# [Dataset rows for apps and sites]
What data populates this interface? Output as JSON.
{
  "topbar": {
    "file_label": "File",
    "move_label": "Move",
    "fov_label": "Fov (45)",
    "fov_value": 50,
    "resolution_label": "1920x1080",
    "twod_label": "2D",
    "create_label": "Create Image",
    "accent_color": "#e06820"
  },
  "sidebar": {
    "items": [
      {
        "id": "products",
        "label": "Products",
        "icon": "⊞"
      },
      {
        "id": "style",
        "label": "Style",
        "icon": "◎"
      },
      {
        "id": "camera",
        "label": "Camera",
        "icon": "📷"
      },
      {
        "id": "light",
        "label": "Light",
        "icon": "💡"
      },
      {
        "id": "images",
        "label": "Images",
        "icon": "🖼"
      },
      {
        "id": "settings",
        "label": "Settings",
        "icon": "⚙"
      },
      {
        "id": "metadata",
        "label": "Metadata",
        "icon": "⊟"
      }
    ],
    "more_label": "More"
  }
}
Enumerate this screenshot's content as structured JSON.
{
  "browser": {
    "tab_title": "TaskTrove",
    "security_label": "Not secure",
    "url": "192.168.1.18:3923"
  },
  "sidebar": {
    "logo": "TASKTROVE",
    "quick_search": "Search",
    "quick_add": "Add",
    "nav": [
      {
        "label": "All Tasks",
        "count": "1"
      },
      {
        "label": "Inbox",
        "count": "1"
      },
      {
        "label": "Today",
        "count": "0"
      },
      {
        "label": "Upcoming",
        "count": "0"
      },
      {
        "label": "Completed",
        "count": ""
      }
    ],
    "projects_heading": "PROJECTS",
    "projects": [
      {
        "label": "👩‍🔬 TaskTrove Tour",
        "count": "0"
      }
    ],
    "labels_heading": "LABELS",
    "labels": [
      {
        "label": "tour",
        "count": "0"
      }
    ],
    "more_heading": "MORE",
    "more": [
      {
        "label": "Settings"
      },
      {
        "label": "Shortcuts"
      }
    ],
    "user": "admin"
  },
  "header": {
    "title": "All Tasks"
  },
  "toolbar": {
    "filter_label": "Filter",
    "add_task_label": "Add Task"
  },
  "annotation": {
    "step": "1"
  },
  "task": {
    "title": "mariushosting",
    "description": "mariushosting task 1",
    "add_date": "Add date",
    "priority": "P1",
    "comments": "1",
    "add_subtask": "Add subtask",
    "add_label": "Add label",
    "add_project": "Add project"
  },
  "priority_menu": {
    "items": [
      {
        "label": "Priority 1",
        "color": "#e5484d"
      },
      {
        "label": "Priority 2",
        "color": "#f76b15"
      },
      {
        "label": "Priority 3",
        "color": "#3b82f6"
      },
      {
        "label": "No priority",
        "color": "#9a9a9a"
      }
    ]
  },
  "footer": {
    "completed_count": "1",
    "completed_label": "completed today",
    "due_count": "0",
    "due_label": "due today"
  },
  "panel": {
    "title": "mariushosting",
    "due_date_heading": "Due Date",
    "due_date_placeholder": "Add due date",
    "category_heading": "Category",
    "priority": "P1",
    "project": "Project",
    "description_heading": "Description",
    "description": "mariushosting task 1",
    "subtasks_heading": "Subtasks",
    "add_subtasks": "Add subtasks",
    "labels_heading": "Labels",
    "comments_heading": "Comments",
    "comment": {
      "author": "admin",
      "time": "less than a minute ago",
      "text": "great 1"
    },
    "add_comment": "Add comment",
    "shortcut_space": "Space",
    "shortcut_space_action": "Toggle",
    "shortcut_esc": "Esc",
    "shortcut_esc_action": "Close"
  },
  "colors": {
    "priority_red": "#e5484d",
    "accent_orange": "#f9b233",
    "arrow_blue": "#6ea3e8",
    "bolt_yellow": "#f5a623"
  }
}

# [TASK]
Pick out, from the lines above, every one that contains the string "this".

# [TASK RESPONSE]
What data populates this interface? Output as JSON.
Enumerate this screenshot's content as structured JSON.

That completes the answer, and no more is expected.